In Europe and especially in France, the African business law landscape, as well as the legal discourse, for developing West African countries is almost exclusively dedicated to OHADA, the Organization for the Harmonization of Business Law in Africa, created in 1993. While economic development in the Member States is the obvious underlying reason for the modernization and unification of African business law, the exact nature of such development remains uncertain, as does the manner in which a such result can or will be achieved. OHADA’s Uniform Acts are, with some minor exceptions, a carbon copy of French business law. The only goal is to increase international investment, which, in turn, is expected to generate economic development, but all without taking any notice of equality or social justice issues. That, without a doubt, is the reason why OHADA is constantly criticized as a law that benefits foreign investors, while remaining ineffective, even illusory, for local traders.

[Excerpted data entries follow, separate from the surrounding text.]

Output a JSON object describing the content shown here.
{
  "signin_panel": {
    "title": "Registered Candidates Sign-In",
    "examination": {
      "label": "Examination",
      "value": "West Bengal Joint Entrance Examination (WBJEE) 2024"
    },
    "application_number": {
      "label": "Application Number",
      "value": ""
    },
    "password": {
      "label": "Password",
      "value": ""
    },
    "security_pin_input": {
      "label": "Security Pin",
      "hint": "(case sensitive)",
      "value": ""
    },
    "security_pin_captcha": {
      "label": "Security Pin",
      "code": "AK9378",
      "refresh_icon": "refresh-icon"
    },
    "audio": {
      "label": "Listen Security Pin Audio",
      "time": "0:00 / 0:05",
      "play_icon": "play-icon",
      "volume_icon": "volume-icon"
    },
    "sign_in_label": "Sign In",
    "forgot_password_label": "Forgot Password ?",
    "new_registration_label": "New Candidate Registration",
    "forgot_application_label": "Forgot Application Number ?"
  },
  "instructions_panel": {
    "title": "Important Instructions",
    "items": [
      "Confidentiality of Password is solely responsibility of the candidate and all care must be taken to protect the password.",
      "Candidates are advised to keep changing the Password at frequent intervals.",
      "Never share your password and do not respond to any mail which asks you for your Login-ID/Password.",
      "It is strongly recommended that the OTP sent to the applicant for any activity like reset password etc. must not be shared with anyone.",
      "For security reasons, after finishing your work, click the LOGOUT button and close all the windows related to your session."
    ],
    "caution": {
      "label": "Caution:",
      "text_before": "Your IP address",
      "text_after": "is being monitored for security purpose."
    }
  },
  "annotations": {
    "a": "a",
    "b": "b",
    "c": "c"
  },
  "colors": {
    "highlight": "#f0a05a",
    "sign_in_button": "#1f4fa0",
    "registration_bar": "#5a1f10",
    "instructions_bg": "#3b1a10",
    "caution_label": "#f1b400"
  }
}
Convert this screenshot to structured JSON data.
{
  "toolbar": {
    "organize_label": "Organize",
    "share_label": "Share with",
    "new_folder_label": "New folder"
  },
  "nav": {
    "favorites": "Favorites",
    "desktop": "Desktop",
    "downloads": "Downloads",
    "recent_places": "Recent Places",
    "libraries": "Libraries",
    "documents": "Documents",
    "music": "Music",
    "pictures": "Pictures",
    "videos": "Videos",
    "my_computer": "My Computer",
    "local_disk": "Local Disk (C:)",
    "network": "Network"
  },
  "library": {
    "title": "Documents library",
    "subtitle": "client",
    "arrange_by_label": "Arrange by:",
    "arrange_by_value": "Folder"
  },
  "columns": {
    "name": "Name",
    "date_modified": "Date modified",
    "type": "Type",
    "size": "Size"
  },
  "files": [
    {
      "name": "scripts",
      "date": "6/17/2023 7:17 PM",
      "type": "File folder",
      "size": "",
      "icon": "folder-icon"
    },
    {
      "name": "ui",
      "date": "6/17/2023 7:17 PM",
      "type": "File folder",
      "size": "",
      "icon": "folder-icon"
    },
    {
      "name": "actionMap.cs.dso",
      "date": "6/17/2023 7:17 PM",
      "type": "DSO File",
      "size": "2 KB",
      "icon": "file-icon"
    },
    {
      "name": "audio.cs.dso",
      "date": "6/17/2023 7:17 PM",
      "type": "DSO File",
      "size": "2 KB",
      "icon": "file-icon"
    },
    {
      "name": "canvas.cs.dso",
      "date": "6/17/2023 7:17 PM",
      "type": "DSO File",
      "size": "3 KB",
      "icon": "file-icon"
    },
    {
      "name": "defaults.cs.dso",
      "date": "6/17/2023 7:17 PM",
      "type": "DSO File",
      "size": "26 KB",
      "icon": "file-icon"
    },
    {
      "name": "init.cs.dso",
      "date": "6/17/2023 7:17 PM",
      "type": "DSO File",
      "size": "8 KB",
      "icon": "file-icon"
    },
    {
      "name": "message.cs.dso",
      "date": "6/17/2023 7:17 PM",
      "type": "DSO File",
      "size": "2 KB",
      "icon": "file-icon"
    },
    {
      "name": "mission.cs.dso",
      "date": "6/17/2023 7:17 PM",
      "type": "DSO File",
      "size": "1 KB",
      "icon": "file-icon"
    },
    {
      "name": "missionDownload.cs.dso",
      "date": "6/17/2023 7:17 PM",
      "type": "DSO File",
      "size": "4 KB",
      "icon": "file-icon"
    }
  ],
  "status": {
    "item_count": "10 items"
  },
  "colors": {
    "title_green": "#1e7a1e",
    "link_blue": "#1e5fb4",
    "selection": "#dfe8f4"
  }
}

To go beyond the criticism, the authors have decided to focus on the relationship between law and the informal sector and to draw lines between formal and informal rules in the business sector.
©2015 Law and Development Review